In 2013, OMB defined metropolitan (metro) areas as broad labor-market areas that include (Figure 2):

  1. Central counties with one or more urbanized areas; urbanized areas are densely settled urban entities with 50,000 or more people.
  2. Outlying counties that are economically tied to the core counties as measured by labor-force commuting. Outlying counties are included if 25% of workers living in the county commute to the central counties or if 25% of the employment in the county consists of workers coming out from the central counties – the so-called “reverse” commuting pattern.

Nonmetro counties are outside the boundaries of metro areas and are further subdivided into two types:

  1. Micropolitan (micro) areas are nonmetro labor-market areas centered on urban clusters of 10,000 – 49,999 persons and are defined with the same criteria used to determine metro areas.
  2. All remaining counties are often labeled “noncore” counties because they are not part of “core-based” metro or micro areas.[6]

Metro and micro areas accounted for about 94% of the population, while the remaining 6% were nonmetro areas in 2016. The land area in metro and micro areas was about 47%, and the remaining 53% was noncore.[7]

Figure 2. Metro, nonmetro micropolitan, and nonmetro noncore counties based on Office of Management and Budget’s delineation of urban areas and urban clusters, 2013

Source: Economic Research Service, U.S. Department of Agriculture

 

[1] U.S. Census Bureau: Understanding and Using American Community Survey Data – What Users of Data for Rural Areas Need to Know

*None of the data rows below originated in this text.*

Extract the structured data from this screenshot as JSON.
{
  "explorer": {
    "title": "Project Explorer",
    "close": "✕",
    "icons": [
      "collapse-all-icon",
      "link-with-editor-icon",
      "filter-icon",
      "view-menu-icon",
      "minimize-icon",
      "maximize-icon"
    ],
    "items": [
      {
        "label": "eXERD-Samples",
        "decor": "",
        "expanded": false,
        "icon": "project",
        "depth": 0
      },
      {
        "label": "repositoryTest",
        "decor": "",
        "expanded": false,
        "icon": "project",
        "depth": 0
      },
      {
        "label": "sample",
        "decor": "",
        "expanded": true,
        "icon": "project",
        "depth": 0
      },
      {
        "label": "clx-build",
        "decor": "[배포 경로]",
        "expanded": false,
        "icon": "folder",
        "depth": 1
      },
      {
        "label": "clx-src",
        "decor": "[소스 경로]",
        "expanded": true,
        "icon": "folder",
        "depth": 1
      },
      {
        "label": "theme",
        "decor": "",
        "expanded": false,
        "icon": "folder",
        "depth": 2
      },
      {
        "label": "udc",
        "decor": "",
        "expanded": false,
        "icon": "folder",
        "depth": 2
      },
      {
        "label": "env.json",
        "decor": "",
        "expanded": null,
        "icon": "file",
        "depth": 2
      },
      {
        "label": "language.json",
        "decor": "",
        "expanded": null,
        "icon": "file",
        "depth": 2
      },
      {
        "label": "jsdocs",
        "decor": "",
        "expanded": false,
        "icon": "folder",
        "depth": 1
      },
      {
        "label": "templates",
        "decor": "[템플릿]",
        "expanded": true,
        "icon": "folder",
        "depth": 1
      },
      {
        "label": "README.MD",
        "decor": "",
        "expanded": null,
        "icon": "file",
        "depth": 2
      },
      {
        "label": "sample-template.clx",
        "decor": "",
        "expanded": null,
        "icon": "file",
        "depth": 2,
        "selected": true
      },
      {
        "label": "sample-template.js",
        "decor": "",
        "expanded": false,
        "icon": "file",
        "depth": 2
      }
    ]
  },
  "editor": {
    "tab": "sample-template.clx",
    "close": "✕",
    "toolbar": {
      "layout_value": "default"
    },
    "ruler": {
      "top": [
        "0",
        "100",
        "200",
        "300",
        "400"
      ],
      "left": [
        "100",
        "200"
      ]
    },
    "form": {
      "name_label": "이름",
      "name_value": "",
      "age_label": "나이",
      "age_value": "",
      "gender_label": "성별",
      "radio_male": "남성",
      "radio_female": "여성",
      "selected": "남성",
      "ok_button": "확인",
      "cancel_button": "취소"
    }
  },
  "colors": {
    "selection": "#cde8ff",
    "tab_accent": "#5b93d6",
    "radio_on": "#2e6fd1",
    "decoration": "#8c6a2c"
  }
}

[2] U.S. Census Bureau: Defining Rural at the U.S. Census Bureau. 2016. https://www.census.gov/content/dam/Census/library/publications/2016/acs/acsgeo-1.pdf

[3] Economic Research Service, U.S. Department of Agriculture: https://www.ers.usda.gov/topics/rural-economy-population/rural-classifications/#map

[4] U.S. Census Bureau: Defining Rural at the U.S. Census Bureau. 2016. https://www.census.gov/content/dam/Census/library/publications/2016/acs/acsgeo-1.pdf

[5] U.S. Census Bureau: Defining Rural at the U.S. Census Bureau. 2016. https://www.census.gov/content/dam/Census/library/publications/2016/acs/acsgeo-1.pdf

[6] Economic Research Service, U.S. Department of Agriculture. https://www.ers.usda.gov/topics/rural-economy-population/rural-classifications/what-is-rural/

[7] U.S. Census Bureau: Understanding and Using American Community Survey Data – What Users of Data for Rural Areas Need to Know

Author: Zuzana Bednarikova, zbednari@purdue.edu

Dr. Zuzana Bednarikova is a Research and Extension Specialist at NCRCRD.